■ THE TASK
Only the lines that include "manufacturer" should be copied from the data below.

+===+

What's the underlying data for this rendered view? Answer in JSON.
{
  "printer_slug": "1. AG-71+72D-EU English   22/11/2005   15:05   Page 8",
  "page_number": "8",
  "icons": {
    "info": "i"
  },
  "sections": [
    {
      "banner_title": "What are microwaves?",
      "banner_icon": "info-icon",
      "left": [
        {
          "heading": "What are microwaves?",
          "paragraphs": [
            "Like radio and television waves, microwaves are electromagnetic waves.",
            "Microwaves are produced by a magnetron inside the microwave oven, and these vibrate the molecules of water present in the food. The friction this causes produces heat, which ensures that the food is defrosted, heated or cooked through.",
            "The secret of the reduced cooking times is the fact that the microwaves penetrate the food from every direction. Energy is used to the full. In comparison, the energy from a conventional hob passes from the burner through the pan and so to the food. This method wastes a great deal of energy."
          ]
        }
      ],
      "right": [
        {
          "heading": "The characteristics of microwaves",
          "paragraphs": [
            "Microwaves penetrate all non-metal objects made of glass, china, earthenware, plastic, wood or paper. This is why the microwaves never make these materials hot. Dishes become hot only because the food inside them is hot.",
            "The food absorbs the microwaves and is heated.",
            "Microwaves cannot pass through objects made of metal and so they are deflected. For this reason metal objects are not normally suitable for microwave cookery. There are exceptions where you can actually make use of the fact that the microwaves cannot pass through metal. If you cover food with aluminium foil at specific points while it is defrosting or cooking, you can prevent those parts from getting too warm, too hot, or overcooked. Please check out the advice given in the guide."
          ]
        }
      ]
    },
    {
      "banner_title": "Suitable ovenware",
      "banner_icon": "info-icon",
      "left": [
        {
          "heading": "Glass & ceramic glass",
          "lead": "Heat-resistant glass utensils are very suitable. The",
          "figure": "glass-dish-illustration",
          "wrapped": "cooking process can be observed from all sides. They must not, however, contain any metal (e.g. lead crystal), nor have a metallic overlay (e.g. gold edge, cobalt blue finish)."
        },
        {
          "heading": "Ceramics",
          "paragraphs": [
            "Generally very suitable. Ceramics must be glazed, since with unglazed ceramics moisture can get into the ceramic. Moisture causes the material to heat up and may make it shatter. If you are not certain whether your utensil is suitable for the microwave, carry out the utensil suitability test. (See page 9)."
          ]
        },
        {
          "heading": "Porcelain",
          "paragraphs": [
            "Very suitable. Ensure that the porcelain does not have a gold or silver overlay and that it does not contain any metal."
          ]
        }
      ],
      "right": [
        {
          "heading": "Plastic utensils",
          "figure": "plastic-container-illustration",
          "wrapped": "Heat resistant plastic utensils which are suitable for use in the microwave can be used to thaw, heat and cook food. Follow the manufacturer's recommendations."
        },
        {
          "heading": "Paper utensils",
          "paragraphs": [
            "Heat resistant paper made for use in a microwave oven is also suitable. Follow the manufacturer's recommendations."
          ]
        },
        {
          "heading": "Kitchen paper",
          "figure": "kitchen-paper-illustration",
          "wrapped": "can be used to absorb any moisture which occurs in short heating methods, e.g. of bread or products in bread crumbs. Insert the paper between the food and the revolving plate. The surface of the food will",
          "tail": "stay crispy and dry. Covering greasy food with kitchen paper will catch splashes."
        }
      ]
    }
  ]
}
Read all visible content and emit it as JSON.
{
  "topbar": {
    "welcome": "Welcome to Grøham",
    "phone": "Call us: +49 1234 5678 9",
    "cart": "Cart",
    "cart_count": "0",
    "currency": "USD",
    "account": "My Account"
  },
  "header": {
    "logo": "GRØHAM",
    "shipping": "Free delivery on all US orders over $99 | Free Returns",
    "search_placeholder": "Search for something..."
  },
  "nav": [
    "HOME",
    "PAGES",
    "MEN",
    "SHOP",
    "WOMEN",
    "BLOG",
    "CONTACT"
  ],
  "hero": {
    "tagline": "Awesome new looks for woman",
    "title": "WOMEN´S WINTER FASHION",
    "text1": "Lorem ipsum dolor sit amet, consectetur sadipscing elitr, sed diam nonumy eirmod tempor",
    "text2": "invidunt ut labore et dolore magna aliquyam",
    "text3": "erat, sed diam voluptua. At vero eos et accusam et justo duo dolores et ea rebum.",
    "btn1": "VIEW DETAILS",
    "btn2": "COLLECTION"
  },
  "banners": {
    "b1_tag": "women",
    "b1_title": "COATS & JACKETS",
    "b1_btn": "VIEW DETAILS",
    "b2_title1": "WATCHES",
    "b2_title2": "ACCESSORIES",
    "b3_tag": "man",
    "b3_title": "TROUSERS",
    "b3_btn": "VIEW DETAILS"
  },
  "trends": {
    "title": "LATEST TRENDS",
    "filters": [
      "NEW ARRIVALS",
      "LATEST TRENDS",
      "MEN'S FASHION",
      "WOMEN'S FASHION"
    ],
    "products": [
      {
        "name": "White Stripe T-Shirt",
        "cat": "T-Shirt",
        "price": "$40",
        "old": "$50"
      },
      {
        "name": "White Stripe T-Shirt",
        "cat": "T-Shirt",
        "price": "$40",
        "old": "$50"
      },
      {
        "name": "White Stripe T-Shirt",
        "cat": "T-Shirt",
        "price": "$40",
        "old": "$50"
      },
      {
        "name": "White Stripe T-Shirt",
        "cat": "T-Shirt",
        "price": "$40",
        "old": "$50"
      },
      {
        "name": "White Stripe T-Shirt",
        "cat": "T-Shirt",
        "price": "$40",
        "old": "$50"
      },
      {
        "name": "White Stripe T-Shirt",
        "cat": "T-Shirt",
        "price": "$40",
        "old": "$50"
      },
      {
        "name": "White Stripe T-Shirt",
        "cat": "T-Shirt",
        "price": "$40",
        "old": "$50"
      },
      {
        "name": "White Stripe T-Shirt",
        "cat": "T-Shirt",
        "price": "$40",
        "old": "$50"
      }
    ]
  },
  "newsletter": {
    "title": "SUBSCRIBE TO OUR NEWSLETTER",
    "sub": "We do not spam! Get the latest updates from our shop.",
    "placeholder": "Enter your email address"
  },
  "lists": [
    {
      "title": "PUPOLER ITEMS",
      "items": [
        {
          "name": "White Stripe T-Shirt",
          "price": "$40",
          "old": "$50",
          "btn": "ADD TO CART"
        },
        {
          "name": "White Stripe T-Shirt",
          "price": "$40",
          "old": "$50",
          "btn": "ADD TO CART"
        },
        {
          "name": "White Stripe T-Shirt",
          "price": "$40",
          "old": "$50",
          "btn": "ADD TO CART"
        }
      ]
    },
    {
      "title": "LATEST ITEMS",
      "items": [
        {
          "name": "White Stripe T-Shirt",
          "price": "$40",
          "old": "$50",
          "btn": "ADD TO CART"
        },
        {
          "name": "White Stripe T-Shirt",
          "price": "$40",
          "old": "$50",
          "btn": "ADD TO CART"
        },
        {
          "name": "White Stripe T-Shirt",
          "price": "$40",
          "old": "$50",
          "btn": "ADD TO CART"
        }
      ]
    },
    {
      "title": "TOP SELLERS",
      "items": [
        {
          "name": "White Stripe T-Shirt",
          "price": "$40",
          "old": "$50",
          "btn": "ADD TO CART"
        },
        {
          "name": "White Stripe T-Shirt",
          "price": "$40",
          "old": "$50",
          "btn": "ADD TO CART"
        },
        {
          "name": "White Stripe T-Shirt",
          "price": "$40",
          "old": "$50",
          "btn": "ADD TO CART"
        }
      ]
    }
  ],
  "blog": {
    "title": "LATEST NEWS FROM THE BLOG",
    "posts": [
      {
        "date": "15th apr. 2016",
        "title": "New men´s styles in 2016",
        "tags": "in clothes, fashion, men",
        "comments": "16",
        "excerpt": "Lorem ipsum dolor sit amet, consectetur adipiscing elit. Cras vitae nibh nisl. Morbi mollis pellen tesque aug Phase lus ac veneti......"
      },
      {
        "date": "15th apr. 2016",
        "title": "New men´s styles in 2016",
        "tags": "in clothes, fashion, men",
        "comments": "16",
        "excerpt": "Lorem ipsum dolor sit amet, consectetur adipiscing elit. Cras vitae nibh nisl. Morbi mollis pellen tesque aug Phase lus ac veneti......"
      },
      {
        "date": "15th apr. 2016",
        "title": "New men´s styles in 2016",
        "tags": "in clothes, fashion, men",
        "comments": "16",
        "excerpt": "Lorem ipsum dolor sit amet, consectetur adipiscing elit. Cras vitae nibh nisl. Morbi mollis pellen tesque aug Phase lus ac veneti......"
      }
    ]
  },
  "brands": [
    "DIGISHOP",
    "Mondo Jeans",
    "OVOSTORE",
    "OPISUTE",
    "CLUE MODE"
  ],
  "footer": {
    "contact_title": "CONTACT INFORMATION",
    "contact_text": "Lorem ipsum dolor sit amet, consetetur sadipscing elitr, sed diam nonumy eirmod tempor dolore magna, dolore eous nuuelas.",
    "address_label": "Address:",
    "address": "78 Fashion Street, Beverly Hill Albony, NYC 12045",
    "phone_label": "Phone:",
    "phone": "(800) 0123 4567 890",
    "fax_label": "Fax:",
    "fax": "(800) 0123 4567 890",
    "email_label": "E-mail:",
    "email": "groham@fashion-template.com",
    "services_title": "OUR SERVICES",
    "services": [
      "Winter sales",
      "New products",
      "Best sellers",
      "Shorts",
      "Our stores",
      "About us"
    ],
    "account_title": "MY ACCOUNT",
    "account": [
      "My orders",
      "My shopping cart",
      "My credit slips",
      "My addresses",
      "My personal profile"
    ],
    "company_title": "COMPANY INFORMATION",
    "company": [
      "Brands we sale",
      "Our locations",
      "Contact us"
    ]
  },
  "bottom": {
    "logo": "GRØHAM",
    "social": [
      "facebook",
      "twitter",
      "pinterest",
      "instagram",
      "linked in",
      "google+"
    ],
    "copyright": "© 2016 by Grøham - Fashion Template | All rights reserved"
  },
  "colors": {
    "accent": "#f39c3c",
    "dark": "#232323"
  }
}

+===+

■ WRITTEN ANSWER
          "wrapped": "Heat resistant plastic utensils which are suitable for use in the microwave can be used to thaw, heat and cook food. Follow the manufacturer's recommendations."
            "Heat resistant paper made for use in a microwave oven is also suitable. Follow the manufacturer's recommendations."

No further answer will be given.